→ RECORDED INFORMATION:
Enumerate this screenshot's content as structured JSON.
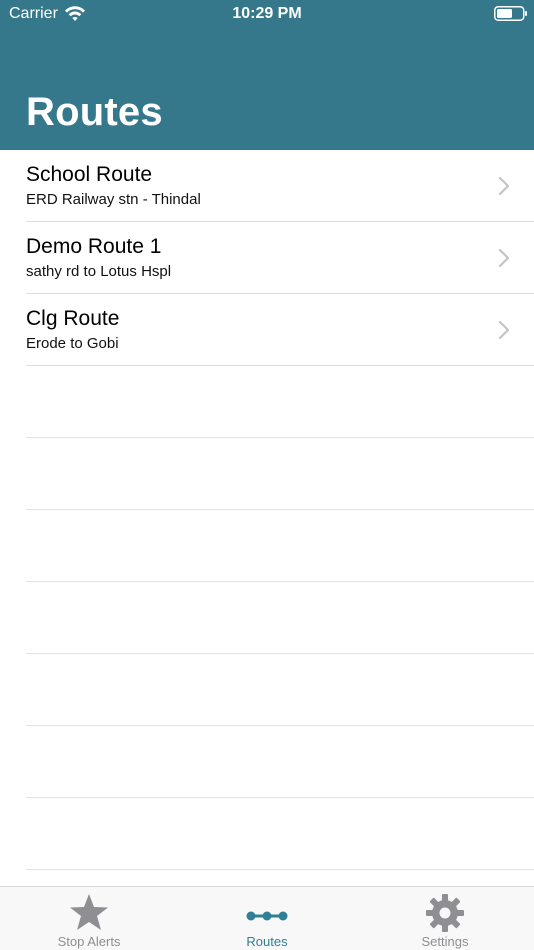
{
  "status_bar": {
    "carrier": "Carrier",
    "time": "10:29 PM"
  },
  "nav": {
    "title": "Routes",
    "background_color": "#35788b"
  },
  "routes": [
    {
      "title": "School Route",
      "subtitle": "ERD Railway stn - Thindal"
    },
    {
      "title": "Demo Route 1",
      "subtitle": "sathy rd to Lotus Hspl"
    },
    {
      "title": "Clg Route",
      "subtitle": "Erode to Gobi"
    }
  ],
  "tab_bar": {
    "tabs": [
      {
        "label": "Stop Alerts",
        "icon": "star-icon",
        "active": false
      },
      {
        "label": "Routes",
        "icon": "route-dots-icon",
        "active": true
      },
      {
        "label": "Settings",
        "icon": "gear-icon",
        "active": false
      }
    ],
    "active_color": "#2f7f96",
    "inactive_color": "#8e8e93"
  }
}
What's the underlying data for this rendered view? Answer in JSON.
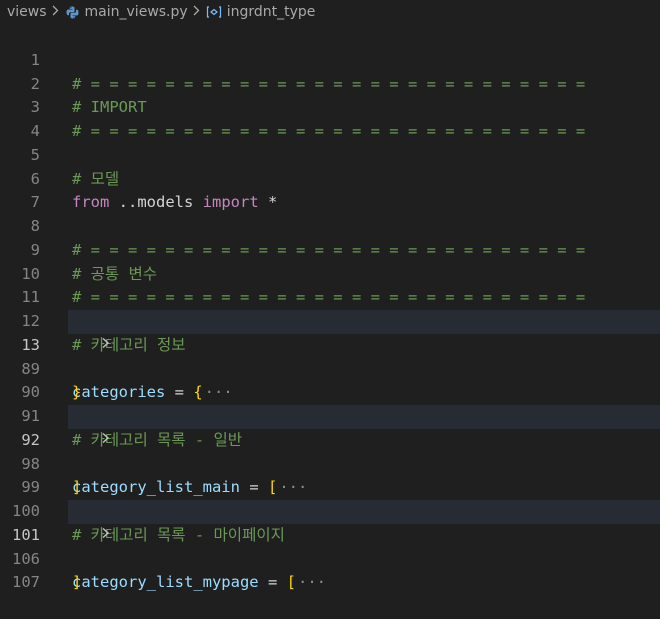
{
  "breadcrumb": {
    "folder": "views",
    "file": "main_views.py",
    "symbol": "ingrdnt_type"
  },
  "editor": {
    "lines": [
      {
        "num": "1",
        "comment": "# = = = = = = = = = = = = = = = = = = = = = = = = = = ="
      },
      {
        "num": "2",
        "comment": "# IMPORT"
      },
      {
        "num": "3",
        "comment": "# = = = = = = = = = = = = = = = = = = = = = = = = = = ="
      },
      {
        "num": "4"
      },
      {
        "num": "5",
        "comment": "# 모델"
      },
      {
        "num": "6",
        "kw1": "from",
        "mid": " ..models ",
        "kw2": "import",
        "rest": " *"
      },
      {
        "num": "7"
      },
      {
        "num": "8",
        "comment": "# = = = = = = = = = = = = = = = = = = = = = = = = = = ="
      },
      {
        "num": "9",
        "comment": "# 공통 변수"
      },
      {
        "num": "10",
        "comment": "# = = = = = = = = = = = = = = = = = = = = = = = = = = ="
      },
      {
        "num": "11"
      },
      {
        "num": "12",
        "comment": "# 카테고리 정보"
      },
      {
        "num": "13",
        "var": "categories",
        "op": " = ",
        "bracket": "{",
        "ellipsis": "···"
      },
      {
        "num": "89",
        "bracket": "}"
      },
      {
        "num": "90"
      },
      {
        "num": "91",
        "comment": "# 카테고리 목록 - 일반"
      },
      {
        "num": "92",
        "var": "category_list_main",
        "op": " = ",
        "bracket": "[",
        "ellipsis": "···"
      },
      {
        "num": "98",
        "bracket": "]"
      },
      {
        "num": "99"
      },
      {
        "num": "100",
        "comment": "# 카테고리 목록 - 마이페이지"
      },
      {
        "num": "101",
        "var": "category_list_mypage",
        "op": " = ",
        "bracket": "[",
        "ellipsis": "···"
      },
      {
        "num": "106",
        "bracket": "]"
      },
      {
        "num": "107"
      }
    ]
  },
  "colors": {
    "background": "#1f1f1f",
    "comment": "#6a9955",
    "keyword": "#c586c0",
    "variable": "#9cdcfe",
    "bracket": "#ffd700",
    "line_number": "#858585",
    "folded_line_highlight": "#272b33"
  },
  "icons": {
    "separator": "chevron-right-icon",
    "file": "python-file-icon",
    "symbol": "variable-symbol-icon",
    "fold": "fold-chevron-right-icon"
  }
}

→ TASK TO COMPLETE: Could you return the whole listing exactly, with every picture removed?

→ ANSWER SPACE:
Enumerate this screenshot's content as structured JSON.
{
  "status_bar": {
    "carrier": "Carrier",
    "time": "10:29 PM"
  },
  "nav": {
    "title": "Routes",
    "background_color": "#35788b"
  },
  "routes": [
    {
      "title": "School Route",
      "subtitle": "ERD Railway stn - Thindal"
    },
    {
      "title": "Demo Route 1",
      "subtitle": "sathy rd to Lotus Hspl"
    },
    {
      "title": "Clg Route",
      "subtitle": "Erode to Gobi"
    }
  ],
  "tab_bar": {
    "tabs": [
      {
        "label": "Stop Alerts",
        "icon": "star-icon",
        "active": false
      },
      {
        "label": "Routes",
        "icon": "route-dots-icon",
        "active": true
      },
      {
        "label": "Settings",
        "icon": "gear-icon",
        "active": false
      }
    ],
    "active_color": "#2f7f96",
    "inactive_color": "#8e8e93"
  }
}
What's the underlying data for this rendered view? Answer in JSON.
{
  "breadcrumb": {
    "folder": "views",
    "file": "main_views.py",
    "symbol": "ingrdnt_type"
  },
  "editor": {
    "lines": [
      {
        "num": "1",
        "comment": "# = = = = = = = = = = = = = = = = = = = = = = = = = = ="
      },
      {
        "num": "2",
        "comment": "# IMPORT"
      },
      {
        "num": "3",
        "comment": "# = = = = = = = = = = = = = = = = = = = = = = = = = = ="
      },
      {
        "num": "4"
      },
      {
        "num": "5",
        "comment": "# 모델"
      },
      {
        "num": "6",
        "kw1": "from",
        "mid": " ..models ",
        "kw2": "import",
        "rest": " *"
      },
      {
        "num": "7"
      },
      {
        "num": "8",
        "comment": "# = = = = = = = = = = = = = = = = = = = = = = = = = = ="
      },
      {
        "num": "9",
        "comment": "# 공통 변수"
      },
      {
        "num": "10",
        "comment": "# = = = = = = = = = = = = = = = = = = = = = = = = = = ="
      },
      {
        "num": "11"
      },
      {
        "num": "12",
        "comment": "# 카테고리 정보"
      },
      {
        "num": "13",
        "var": "categories",
        "op": " = ",
        "bracket": "{",
        "ellipsis": "···"
      },
      {
        "num": "89",
        "bracket": "}"
      },
      {
        "num": "90"
      },
      {
        "num": "91",
        "comment": "# 카테고리 목록 - 일반"
      },
      {
        "num": "92",
        "var": "category_list_main",
        "op": " = ",
        "bracket": "[",
        "ellipsis": "···"
      },
      {
        "num": "98",
        "bracket": "]"
      },
      {
        "num": "99"
      },
      {
        "num": "100",
        "comment": "# 카테고리 목록 - 마이페이지"
      },
      {
        "num": "101",
        "var": "category_list_mypage",
        "op": " = ",
        "bracket": "[",
        "ellipsis": "···"
      },
      {
        "num": "106",
        "bracket": "]"
      },
      {
        "num": "107"
      }
    ]
  },
  "colors": {
    "background": "#1f1f1f",
    "comment": "#6a9955",
    "keyword": "#c586c0",
    "variable": "#9cdcfe",
    "bracket": "#ffd700",
    "line_number": "#858585",
    "folded_line_highlight": "#272b33"
  },
  "icons": {
    "separator": "chevron-right-icon",
    "file": "python-file-icon",
    "symbol": "variable-symbol-icon",
    "fold": "fold-chevron-right-icon"
  }
}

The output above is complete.